FORT LAUDERDALE, Fla. --Republican presidential candidate Jeb Bush went into historically Democratic territory on Friday to tell a predominantly African-American audience that the country's decades-long efforts to fight poverty are failing - and his record as Florida governor, especially in education, serves as a blueprint for a future presidency.
"For a half-century, this nation has pursued a `war on poverty' and massive government programs, funded with trillions of taxpayer dollars," Bush told the annual conference of the National Urban League, one of the nation's largest civil rights organizations. "This decades-long effort, while well intentioned, has been a losing one.
"So many people could do so much better in life if we could come together and get even a few big things right in government," Bush said. "I acted on that belief as governor of Florida. It's a record I'll gladly compare with anyone else in the field."
That includes Democratic front-runner Hillary Rodham Clinton, who for the first time of the 2016 campaign appeared with Bush at the same event.
Within moments of taking the stage, Clinton sought to draw distinctions between herself and Republicans, including a reminder of the federal government's poor response to Hurricane Katrina a decade ago during the administration of Bush's brother, former President George W. Bush.
She took square aim at Bush's "right to rise" campaign theme, which is also the name of the super PAC supporting his candidacy.
"I don't think you can credibly say that everyone has a 'right to rise' and then say you are for phasing out Medicare and repealing Obamacare. People can't rise if they can't afford health care," Clinton said. "They can't rise if the minimum wage is too low to live on. They can't rise if their governor makes it harder for them to get a college education. And you cannot seriously talk about the right to rise and support laws that deny the right to vote."

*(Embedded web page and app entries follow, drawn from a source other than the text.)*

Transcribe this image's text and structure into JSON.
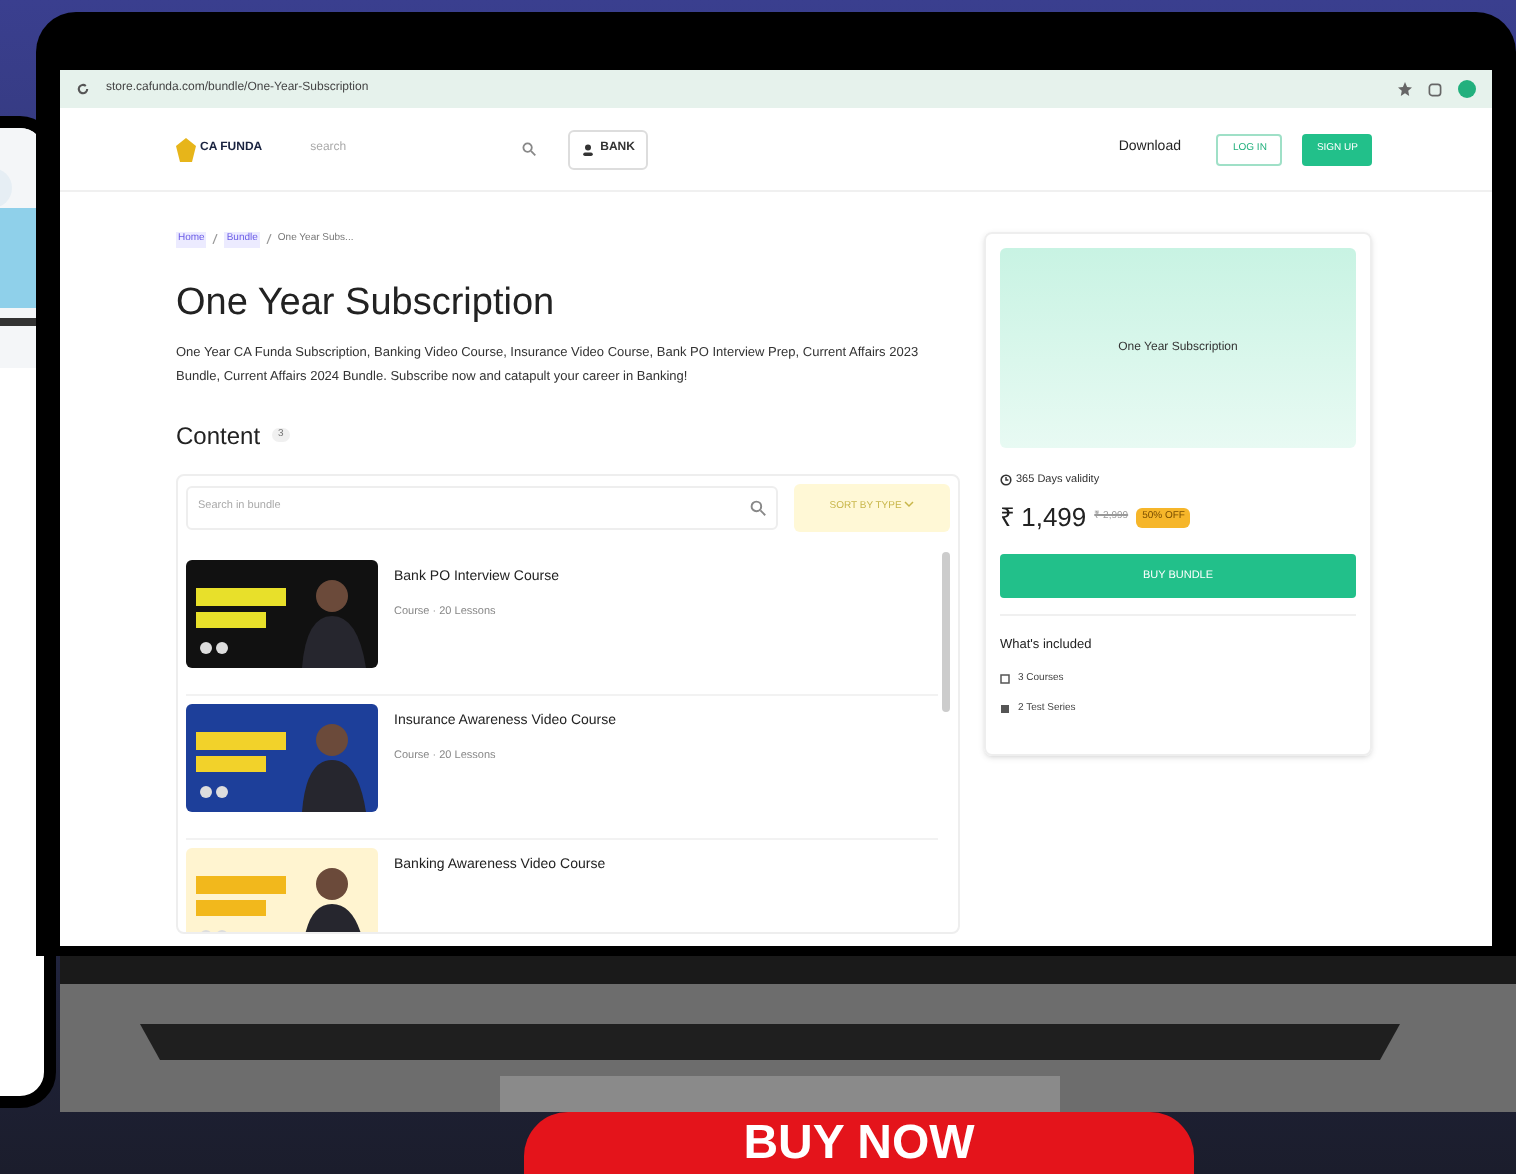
{
  "browser": {
    "url": "store.cafunda.com/bundle/One-Year-Subscription"
  },
  "header": {
    "logo": "CA FUNDA",
    "search_placeholder": "search",
    "category_button": "BANK",
    "nav_link": "Download",
    "login": "LOG IN",
    "signup": "SIGN UP"
  },
  "breadcrumb": [
    {
      "label": "Home",
      "selected": false
    },
    {
      "label": "Bundle",
      "selected": false
    },
    {
      "label": "One Year Subs...",
      "selected": true
    }
  ],
  "title": "One Year Subscription",
  "description": "One Year CA Funda Subscription, Banking Video Course, Insurance Video Course, Bank PO Interview Prep, Current Affairs 2023 Bundle, Current Affairs 2024 Bundle. Subscribe now and catapult your career in Banking!",
  "content": {
    "heading": "Content",
    "count": "3",
    "search_placeholder": "Search in bundle",
    "sort": "SORT BY TYPE",
    "items": [
      {
        "title": "Bank PO Interview Course",
        "meta": "Course · 20 Lessons",
        "kind": "dark"
      },
      {
        "title": "Insurance Awareness Video Course",
        "meta": "Course · 20 Lessons",
        "kind": "blue"
      },
      {
        "title": "Banking Awareness Video Course",
        "kind": "light"
      }
    ]
  },
  "card": {
    "banner": "One Year Subscription",
    "validity": "365 Days validity",
    "price": "₹ 1,499",
    "old_price": "₹ 2,999",
    "discount": "50% OFF",
    "buy": "BUY BUNDLE",
    "included_heading": "What's included",
    "included": [
      {
        "label": "3 Courses",
        "kind": "course"
      },
      {
        "label": "2 Test Series",
        "kind": "test"
      }
    ]
  },
  "promo_button": "BUY NOW"
}
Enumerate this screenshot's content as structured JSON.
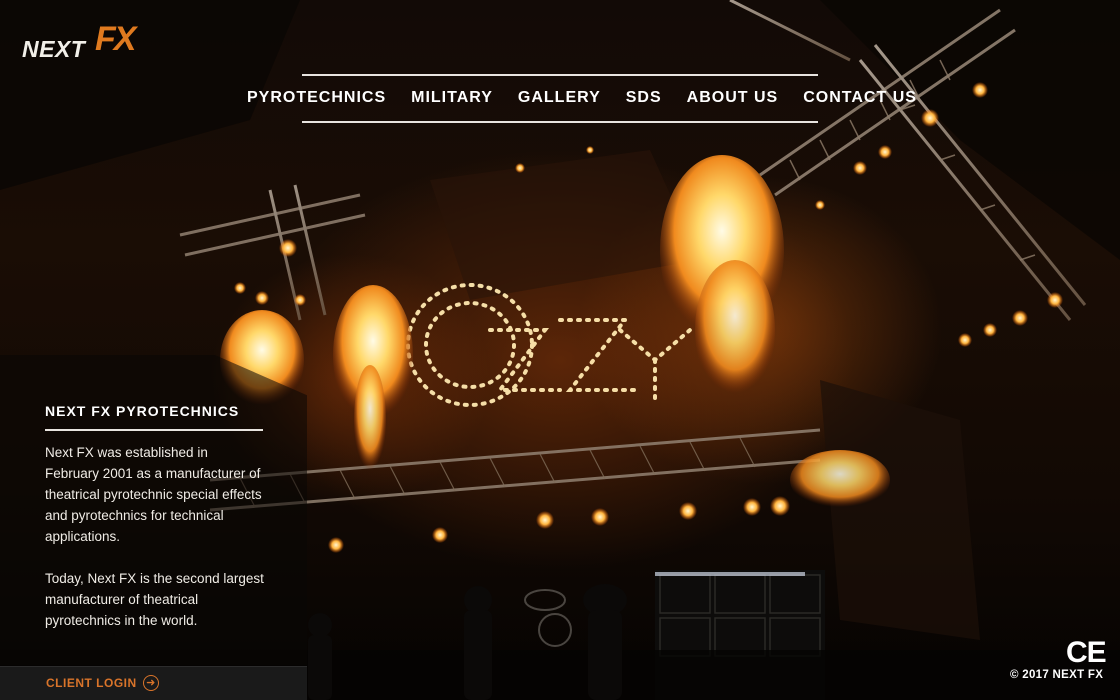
{
  "logo": {
    "word": "NEXT",
    "mark": "FX"
  },
  "nav": {
    "items": [
      {
        "label": "PYROTECHNICS"
      },
      {
        "label": "MILITARY"
      },
      {
        "label": "GALLERY"
      },
      {
        "label": "SDS"
      },
      {
        "label": "ABOUT US"
      },
      {
        "label": "CONTACT US"
      }
    ]
  },
  "intro": {
    "title": "NEXT FX PYROTECHNICS",
    "paragraph1": "Next FX was established in February 2001 as a manufacturer of theatrical pyrotechnic special effects and pyrotechnics for technical applications.",
    "paragraph2": "Today, Next FX is the second largest manufacturer of theatrical pyrotechnics in the world."
  },
  "client_login": {
    "label": "CLIENT LOGIN",
    "icon": "arrow-right-circle-icon"
  },
  "footer": {
    "certification": "CE",
    "copyright": "© 2017 NEXT FX"
  },
  "colors": {
    "accent": "#e07a1f",
    "login_text": "#d9742a",
    "panel_bg": "#1a1a1a",
    "text": "#ffffff"
  },
  "background": {
    "icon": "concert-stage-pyrotechnics-photo"
  }
}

Clinton also lamented the deaths of Trayvon Martin and Sandra Bland and ticked off statistics on African Americans receiving disproportionately longer sentences than whites. Blacks are also three times more likely to be denied a mortgage loan than people who are white, she said.
"Race still plays a significant role in determining who gets ahead in America and who gets left behind," Clinton said. "And yes, while that's partly a legacy of discrimination that stretches back to the start of our nation, it is also because of discrimination that is still ongoing."
Clinton told the audience she has fought to tear down those barriers since her first job out of law school with the Children's Defense Fund. She said she fought for children's health insurance as first lady and spoke out on issues of economic equality for women.
"I'm planning to be president, and anybody who seeks that office has a responsibility to say it and, more than that, to grapple with the systemic inequities," she said. "I want you to know I see it and I hear you, and the racial disparities you work hard every day to overcome go against everything I believe in and everything I want to help America achieve."
Bush delivered his own set of reminders to the Urban League audience. He said that as Florida governor, he ordered the removal of the Confederate battle flag from the state capitol, raised the number of black judges and tripled the state's hiring of minority-owned businesses.
But he zeroed in on his efforts to reform education in the state by expanding school choice and raising test standards, hoping to connect with the African-American audience on what he called a critical issue to the nation's future.
"If we don't create an education system that allows young people to reach it, we're setting them up for a lifetime of failure," Bush said. "So you and I have to call this situation what it is - the worst inequality in America today, and the source of so many other inequalities."
Bush's time in office is not remembered as fondly by some Democrats in the state. State Sen. Arthenia Joyner, the Democratic leader in the state Senate, said Bush denied thousands of African Americans the right to vote by purging state's voter rolls. Joyner said Bush kept felons from restoring their voting rights and cut early voting hours as governor.
"If you are indeed sincere about being inclusive, then you need to first acknowledge your mistakes and unequivocally apologize directly the community you wronged," she wrote this week in a letter to Bush.
Others critics point to Bush signing into law the 2005 "stand your ground" legislation, which allows use of deadly force if people are in fear for their lives. Attorneys for neighborhood watch volunteer George Zimmerman, who shot and killed the teenage Martin in 2012 and was acquitted of murder, considered using a "stand your ground" defense in his case. Martin's parents were in the audience Friday.
Bush also had black supporters in the audience, including T. Willard Fair, who is president of the Urban League of Greater Miami and started a charter school with Bush. He praised Bush as "a different" Republican in an op-ed piece published Thursday in the Orlando Sentinel.
"I write this because I fear that many who look like me will do as I used to do before I met Jeb Bush - assume that if a candidate is Republican, they can't be for me," he wrote. "I'm writing today to tell you: `Not this Republican.' This Republican is different."
Bush told the crowd that he had changed as a person and as a politician following his 1994 gubernatorial loss. He said he went on a journey of "listening and learning" that included visits to 250 Florida schools and family courthouses to see firsthand cases of abused or neglected children. He also talked about his experience with Fair in building the charter school in one of Miami's poorest communities in the 1990s.
"It made me a better person, a better candidate in 1998, and a better governor in the eight years that followed," he said. "That experience still shapes the way I see the deep-seated challenges facing people in urban communities today."